That year, a motorcycling enthusiast from Larne, Professor of Mechanical Engineering at Queen’sUniversity Belfast, Gordon Blair, became involved in Irish road racing. The University designed and built the machines yielding huge success. Stephen meets one of Blair’s students, Robert Fleck and rider Ray McCullough. The team at Queen’s would go on to develop a partnership with Yamaha to help develop their engines. Robert himself would go on to become Professor of the Mechanical Engineering department and take the University to a global audience competing in Grand Prix racing with rider Jeremy McWilliams.

But with success there often comes tragedy.

Some have paid a heavy price in the sport – none more than the Dunlop family from Ballymoney. Stephen meets Jim Dunlop from the famous racing dynasty to find out where they learned their mechanical knowledge and ability to set up and tune their own machinery and their passion for motorcycle racing.

The passion for motorcycle racing has also been passed from generation to generation in another famous racing dynasty from Larne. Stephen talks to six-time World Superbike Champion Jonathan Rea, son of Johnny Rea – TT and Irish championship winner.

Stephen Davison has been a fan of motorcycle sport since he attended his first race in 1974 and is the author of nine books on the subject.
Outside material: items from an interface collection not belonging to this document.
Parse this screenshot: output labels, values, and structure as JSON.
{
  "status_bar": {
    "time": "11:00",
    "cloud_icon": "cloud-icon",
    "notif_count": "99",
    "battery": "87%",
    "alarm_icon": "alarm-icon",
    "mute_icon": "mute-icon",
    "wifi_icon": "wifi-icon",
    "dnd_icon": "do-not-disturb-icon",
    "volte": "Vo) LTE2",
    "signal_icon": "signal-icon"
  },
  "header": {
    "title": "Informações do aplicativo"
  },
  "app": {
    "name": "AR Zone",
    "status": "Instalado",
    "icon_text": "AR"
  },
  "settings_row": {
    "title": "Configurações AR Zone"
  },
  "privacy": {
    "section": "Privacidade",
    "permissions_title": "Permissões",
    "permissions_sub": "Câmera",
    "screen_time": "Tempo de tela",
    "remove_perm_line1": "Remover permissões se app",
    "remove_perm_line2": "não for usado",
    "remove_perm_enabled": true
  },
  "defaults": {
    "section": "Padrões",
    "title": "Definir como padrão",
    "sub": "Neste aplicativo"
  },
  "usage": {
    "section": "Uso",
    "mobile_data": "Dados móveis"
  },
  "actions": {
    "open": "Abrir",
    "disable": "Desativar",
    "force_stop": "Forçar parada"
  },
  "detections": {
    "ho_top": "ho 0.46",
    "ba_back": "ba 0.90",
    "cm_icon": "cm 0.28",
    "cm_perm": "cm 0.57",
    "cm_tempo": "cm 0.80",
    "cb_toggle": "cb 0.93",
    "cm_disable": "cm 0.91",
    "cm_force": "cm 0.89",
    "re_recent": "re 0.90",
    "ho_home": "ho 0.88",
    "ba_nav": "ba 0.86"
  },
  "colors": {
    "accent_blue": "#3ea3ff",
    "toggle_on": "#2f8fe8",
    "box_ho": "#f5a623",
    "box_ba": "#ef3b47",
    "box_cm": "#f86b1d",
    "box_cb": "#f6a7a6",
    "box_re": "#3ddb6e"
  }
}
He said: “Long before I ever picked up a camera I had heard of the great racers who hailed from this part of the world in the past. Making ‘Motorcycle Mavericks’ has allowed me to dig much deeper into that rich history and discover the huge impact they made on the international stage.

“Reading in books about figures like legendary Norton team boss, Joe Craig, brilliant engineers such as Rex McCandless and Joe Ryan or great riders like Joey Dunlop is one thing but meeting historians and people who knew them personally has brought their personalities and legacies to life, seeing the machines they designed, exploring the circuits they raced on and listening to the tales of legends such as Dick Creith, Ray McCullough, Jeremy McWilliams and Jonathan Rea has been thrilling. And here and there along the way I even got to have a go on a bike myself!”
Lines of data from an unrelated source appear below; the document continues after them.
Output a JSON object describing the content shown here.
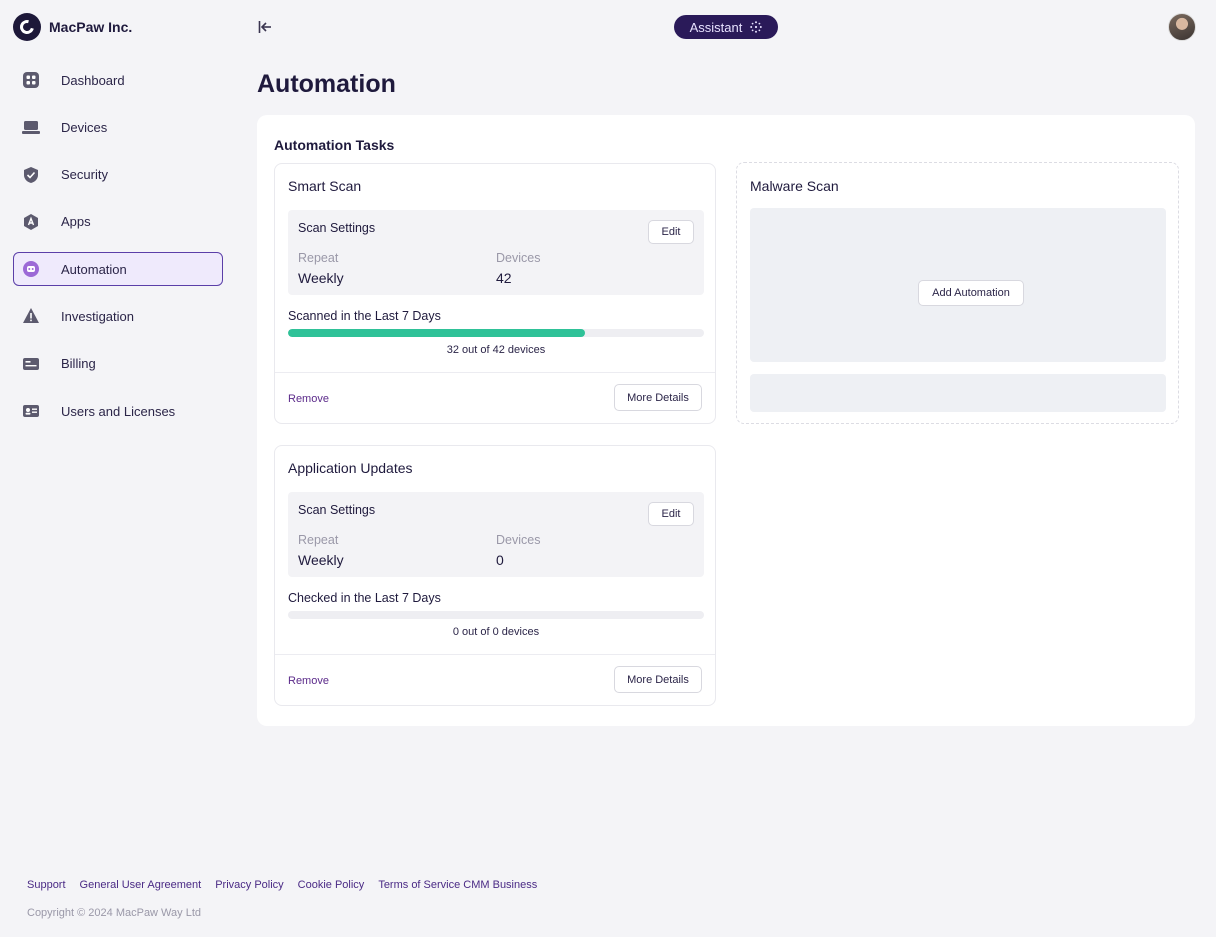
{
  "brand": {
    "name": "MacPaw Inc.",
    "logo_icon": "macpaw-logo-icon"
  },
  "topbar": {
    "assistant_label": "Assistant"
  },
  "sidebar": {
    "items": [
      {
        "label": "Dashboard",
        "icon": "dashboard-icon"
      },
      {
        "label": "Devices",
        "icon": "laptop-icon"
      },
      {
        "label": "Security",
        "icon": "shield-icon"
      },
      {
        "label": "Apps",
        "icon": "apps-icon"
      },
      {
        "label": "Automation",
        "icon": "automation-icon",
        "active": true
      },
      {
        "label": "Investigation",
        "icon": "warning-icon"
      },
      {
        "label": "Billing",
        "icon": "billing-card-icon"
      },
      {
        "label": "Users and Licenses",
        "icon": "users-id-icon"
      }
    ]
  },
  "main": {
    "title": "Automation",
    "section_title": "Automation Tasks",
    "tasks": [
      {
        "title": "Smart Scan",
        "settings_title": "Scan Settings",
        "edit_label": "Edit",
        "repeat_label": "Repeat",
        "repeat_value": "Weekly",
        "devices_label": "Devices",
        "devices_value": "42",
        "progress_label": "Scanned in the Last 7 Days",
        "progress_caption": "32 out of 42 devices",
        "progress_fraction": 0.7143,
        "remove_label": "Remove",
        "details_label": "More Details"
      },
      {
        "title": "Application Updates",
        "settings_title": "Scan Settings",
        "edit_label": "Edit",
        "repeat_label": "Repeat",
        "repeat_value": "Weekly",
        "devices_label": "Devices",
        "devices_value": "0",
        "progress_label": "Checked in the Last 7 Days",
        "progress_caption": "0 out of 0 devices",
        "progress_fraction": 0,
        "remove_label": "Remove",
        "details_label": "More Details"
      }
    ],
    "malware": {
      "title": "Malware Scan",
      "add_label": "Add Automation"
    }
  },
  "footer": {
    "links": [
      "Support",
      "General User Agreement",
      "Privacy Policy",
      "Cookie Policy",
      "Terms of Service CMM Business"
    ],
    "copyright": "Copyright © 2024 MacPaw Way Ltd"
  },
  "colors": {
    "accent": "#5b3fa8",
    "progress": "#2fc298",
    "assistant_bg": "#2a1a59"
  }
}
The Motorcycle Mavericks, Tuesday 13 September on BBC One Northern Ireland, 10.40pm